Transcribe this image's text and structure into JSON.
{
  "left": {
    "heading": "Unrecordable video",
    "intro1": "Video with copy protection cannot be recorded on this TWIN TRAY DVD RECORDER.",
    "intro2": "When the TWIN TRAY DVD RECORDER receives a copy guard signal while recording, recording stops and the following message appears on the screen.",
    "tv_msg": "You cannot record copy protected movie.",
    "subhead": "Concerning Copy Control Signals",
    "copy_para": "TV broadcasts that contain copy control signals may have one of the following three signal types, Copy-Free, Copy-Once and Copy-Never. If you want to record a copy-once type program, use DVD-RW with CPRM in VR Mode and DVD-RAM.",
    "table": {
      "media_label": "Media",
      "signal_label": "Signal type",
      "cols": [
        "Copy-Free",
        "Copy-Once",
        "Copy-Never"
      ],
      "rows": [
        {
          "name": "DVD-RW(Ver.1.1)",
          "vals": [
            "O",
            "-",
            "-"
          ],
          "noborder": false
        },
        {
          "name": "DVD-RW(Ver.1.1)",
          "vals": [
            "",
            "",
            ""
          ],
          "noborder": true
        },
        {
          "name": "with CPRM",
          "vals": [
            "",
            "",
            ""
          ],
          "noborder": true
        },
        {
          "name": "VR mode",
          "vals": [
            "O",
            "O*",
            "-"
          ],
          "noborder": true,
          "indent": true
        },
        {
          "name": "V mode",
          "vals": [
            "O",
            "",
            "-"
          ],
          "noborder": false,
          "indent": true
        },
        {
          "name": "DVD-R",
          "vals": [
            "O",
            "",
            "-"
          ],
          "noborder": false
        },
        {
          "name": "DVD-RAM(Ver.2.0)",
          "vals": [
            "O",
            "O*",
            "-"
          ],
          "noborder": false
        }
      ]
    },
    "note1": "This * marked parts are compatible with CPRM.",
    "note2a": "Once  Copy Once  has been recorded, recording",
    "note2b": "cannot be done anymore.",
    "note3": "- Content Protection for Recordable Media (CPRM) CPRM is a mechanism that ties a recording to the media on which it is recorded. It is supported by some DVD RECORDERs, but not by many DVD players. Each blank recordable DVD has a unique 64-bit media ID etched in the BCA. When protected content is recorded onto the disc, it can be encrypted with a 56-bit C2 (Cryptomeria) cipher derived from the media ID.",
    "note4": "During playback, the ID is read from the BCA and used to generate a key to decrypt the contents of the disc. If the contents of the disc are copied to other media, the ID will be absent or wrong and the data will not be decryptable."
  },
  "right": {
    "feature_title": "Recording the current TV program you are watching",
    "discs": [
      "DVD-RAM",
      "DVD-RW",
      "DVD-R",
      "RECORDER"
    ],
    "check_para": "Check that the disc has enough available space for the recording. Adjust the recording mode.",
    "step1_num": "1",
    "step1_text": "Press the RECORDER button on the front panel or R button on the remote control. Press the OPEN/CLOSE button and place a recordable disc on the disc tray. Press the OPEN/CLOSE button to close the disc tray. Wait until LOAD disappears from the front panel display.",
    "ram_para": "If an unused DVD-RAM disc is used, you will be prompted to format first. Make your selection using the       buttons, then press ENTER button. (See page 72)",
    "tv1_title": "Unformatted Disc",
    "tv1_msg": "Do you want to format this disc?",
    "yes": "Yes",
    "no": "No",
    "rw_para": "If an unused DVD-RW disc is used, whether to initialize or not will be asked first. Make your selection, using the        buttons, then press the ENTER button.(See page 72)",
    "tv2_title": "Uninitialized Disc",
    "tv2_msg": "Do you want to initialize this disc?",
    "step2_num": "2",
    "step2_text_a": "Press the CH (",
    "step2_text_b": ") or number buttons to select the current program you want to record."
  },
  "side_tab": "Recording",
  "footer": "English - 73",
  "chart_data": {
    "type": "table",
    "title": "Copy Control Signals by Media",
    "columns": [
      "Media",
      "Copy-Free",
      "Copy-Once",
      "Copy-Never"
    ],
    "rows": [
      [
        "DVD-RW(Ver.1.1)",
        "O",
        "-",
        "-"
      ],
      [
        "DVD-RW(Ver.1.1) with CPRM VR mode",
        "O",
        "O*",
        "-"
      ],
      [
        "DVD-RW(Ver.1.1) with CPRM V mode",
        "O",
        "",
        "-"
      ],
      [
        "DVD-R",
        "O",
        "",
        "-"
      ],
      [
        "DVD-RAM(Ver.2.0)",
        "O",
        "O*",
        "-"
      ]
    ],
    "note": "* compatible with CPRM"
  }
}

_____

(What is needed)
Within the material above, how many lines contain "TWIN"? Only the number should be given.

(Exercise answer)
2